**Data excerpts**

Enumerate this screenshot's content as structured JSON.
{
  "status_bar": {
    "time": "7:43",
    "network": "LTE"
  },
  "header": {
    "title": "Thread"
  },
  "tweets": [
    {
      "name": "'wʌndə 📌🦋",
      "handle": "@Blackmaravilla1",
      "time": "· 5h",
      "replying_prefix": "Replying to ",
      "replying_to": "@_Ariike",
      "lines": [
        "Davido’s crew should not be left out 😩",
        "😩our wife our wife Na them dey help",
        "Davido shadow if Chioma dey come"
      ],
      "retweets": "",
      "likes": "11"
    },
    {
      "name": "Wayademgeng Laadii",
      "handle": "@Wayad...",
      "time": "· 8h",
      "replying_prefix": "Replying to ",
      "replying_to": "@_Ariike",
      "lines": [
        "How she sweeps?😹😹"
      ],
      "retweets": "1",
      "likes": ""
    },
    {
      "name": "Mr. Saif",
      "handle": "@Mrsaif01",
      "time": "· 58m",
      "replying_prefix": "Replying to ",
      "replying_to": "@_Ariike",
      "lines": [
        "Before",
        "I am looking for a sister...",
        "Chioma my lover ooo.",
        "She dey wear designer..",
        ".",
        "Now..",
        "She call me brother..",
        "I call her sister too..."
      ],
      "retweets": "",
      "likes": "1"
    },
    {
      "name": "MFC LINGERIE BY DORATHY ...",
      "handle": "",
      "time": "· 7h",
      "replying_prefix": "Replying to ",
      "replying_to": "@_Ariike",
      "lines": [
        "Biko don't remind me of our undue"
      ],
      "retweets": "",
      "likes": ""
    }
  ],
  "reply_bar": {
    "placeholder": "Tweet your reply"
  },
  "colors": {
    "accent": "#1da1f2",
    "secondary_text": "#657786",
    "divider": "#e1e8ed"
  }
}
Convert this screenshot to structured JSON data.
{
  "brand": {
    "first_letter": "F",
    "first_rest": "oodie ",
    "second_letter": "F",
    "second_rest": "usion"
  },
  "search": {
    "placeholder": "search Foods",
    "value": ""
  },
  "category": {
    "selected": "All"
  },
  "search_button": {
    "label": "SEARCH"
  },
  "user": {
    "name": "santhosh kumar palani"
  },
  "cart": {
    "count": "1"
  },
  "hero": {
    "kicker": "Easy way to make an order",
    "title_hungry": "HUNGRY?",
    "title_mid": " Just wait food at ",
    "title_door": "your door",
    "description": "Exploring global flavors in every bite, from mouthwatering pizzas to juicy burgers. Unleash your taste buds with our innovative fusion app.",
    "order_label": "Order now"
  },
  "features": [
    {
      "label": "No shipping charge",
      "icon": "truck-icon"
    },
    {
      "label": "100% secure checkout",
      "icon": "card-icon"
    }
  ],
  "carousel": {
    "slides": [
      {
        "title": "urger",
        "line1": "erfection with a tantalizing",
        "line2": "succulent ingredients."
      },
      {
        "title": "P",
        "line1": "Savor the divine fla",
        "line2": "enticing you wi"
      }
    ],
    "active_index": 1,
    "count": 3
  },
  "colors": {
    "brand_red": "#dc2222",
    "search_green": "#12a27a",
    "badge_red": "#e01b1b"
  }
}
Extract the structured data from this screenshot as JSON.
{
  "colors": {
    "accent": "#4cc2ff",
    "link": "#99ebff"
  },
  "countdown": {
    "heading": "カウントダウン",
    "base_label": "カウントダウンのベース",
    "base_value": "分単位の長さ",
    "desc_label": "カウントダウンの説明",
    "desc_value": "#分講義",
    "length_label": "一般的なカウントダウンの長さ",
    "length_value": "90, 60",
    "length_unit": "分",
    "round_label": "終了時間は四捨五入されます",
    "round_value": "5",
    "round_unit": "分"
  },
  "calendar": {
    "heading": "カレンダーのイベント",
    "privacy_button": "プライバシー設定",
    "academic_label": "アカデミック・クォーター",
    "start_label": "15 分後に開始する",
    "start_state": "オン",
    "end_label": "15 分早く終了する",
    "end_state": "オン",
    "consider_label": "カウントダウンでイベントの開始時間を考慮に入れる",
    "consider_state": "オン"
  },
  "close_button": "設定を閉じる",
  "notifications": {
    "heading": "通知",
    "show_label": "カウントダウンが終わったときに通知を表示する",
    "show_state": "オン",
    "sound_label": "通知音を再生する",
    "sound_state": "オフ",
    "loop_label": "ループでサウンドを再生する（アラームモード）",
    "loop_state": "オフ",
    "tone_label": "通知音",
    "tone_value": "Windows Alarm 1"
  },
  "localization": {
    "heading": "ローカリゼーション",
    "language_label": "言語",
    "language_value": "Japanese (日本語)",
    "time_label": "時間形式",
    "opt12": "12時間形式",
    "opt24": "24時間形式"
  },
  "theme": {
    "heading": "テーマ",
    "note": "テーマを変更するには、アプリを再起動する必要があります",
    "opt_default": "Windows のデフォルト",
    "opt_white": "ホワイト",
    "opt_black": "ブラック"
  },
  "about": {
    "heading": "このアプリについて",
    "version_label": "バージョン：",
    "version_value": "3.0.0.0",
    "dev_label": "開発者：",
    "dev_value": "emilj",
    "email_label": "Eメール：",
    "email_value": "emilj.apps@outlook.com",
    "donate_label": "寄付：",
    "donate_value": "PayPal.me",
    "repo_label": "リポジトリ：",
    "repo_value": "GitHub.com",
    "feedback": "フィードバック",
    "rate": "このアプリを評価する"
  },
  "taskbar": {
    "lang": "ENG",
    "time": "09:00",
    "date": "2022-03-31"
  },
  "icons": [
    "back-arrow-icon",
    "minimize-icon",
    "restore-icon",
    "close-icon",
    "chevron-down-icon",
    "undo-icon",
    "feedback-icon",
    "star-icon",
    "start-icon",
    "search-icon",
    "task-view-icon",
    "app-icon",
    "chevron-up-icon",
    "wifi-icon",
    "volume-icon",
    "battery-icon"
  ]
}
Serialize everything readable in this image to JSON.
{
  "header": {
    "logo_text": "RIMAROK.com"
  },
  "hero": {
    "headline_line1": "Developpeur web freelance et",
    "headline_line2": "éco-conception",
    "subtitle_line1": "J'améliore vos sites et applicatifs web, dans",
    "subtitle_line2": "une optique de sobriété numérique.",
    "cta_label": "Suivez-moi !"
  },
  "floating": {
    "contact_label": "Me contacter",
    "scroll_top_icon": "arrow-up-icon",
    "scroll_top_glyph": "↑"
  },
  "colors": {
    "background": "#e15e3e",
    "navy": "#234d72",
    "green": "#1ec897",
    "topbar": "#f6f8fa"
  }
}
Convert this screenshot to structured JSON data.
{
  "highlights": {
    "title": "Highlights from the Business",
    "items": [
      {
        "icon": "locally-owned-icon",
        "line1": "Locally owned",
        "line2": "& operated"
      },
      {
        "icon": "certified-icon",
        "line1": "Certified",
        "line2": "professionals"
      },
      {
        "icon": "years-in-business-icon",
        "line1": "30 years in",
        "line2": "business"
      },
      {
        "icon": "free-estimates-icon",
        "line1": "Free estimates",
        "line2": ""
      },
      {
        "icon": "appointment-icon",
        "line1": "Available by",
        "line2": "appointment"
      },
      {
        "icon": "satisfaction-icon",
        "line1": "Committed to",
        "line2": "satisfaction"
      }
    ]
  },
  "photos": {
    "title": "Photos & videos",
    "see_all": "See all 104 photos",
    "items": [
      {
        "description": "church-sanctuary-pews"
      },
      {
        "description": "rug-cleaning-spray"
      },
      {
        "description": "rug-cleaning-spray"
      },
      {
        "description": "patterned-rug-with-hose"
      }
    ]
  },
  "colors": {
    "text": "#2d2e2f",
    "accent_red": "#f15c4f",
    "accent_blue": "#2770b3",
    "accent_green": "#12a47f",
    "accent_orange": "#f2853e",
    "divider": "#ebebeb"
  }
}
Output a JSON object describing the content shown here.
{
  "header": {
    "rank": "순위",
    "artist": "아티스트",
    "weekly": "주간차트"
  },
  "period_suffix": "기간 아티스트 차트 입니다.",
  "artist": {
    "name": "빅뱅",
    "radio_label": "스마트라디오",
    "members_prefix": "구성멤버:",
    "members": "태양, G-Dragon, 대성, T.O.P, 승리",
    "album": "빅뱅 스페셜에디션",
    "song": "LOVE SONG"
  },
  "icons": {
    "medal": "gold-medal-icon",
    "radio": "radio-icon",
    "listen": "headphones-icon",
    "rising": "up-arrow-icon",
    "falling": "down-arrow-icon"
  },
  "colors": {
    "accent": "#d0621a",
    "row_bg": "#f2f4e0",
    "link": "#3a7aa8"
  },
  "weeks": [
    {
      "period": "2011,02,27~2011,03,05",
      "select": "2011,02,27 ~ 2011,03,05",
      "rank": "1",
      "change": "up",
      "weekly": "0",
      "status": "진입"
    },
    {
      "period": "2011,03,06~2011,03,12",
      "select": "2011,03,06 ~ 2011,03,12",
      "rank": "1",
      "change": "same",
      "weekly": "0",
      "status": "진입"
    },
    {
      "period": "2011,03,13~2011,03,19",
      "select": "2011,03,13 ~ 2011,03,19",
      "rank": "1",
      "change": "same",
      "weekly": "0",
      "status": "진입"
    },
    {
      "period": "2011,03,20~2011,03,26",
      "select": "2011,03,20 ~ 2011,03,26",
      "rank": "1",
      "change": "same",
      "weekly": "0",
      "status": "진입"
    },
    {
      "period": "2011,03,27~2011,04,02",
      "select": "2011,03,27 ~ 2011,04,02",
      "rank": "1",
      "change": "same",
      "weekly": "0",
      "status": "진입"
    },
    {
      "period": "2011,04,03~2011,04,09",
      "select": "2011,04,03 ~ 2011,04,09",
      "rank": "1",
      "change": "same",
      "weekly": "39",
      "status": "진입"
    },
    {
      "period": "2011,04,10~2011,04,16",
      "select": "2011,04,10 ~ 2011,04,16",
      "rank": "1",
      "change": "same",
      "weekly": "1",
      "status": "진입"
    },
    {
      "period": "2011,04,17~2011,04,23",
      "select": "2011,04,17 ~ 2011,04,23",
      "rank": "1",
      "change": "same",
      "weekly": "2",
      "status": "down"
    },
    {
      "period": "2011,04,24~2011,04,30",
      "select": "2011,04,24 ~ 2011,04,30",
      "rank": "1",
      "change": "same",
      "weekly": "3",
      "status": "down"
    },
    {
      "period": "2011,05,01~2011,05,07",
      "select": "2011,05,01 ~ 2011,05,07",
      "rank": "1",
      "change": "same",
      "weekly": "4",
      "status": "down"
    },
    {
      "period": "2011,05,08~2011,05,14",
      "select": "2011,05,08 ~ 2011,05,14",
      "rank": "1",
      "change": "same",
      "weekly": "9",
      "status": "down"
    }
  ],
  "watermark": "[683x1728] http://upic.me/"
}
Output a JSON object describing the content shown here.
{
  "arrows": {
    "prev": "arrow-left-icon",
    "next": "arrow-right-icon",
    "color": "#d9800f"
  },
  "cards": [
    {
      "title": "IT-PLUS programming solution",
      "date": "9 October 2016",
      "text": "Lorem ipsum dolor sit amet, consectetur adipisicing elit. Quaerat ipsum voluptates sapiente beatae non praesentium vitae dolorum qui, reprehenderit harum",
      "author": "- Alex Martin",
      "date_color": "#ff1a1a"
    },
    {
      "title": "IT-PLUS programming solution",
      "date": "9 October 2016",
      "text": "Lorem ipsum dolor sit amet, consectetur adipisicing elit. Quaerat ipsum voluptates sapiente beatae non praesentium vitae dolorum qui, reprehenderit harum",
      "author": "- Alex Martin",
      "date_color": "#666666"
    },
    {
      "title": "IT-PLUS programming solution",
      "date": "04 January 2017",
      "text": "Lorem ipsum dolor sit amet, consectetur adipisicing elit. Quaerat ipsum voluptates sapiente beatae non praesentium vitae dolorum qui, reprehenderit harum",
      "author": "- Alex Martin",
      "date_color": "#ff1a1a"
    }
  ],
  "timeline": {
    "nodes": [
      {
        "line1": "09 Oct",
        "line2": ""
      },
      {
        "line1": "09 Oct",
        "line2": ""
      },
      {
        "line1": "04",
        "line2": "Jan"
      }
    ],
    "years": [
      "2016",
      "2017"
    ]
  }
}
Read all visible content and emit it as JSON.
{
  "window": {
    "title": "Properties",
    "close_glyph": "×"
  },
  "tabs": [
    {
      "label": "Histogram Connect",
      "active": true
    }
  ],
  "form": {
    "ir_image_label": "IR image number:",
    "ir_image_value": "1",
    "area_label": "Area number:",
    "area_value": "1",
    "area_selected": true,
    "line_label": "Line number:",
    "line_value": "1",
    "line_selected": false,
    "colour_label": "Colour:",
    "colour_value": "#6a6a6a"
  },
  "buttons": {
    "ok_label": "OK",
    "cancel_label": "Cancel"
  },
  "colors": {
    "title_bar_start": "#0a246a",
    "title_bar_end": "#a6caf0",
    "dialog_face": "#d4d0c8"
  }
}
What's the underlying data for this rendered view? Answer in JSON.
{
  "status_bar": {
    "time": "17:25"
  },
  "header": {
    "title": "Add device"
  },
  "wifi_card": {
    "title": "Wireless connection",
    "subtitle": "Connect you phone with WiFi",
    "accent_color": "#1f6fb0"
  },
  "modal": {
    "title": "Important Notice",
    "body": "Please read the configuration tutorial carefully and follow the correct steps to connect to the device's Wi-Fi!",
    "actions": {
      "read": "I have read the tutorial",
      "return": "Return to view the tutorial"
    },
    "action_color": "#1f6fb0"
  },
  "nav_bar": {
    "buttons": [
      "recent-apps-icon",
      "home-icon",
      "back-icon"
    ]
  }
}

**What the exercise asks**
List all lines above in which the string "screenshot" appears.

**Exercise result**
Enumerate this screenshot's content as structured JSON.
Convert this screenshot to structured JSON data.
Extract the structured data from this screenshot as JSON.
Convert this screenshot to structured JSON data.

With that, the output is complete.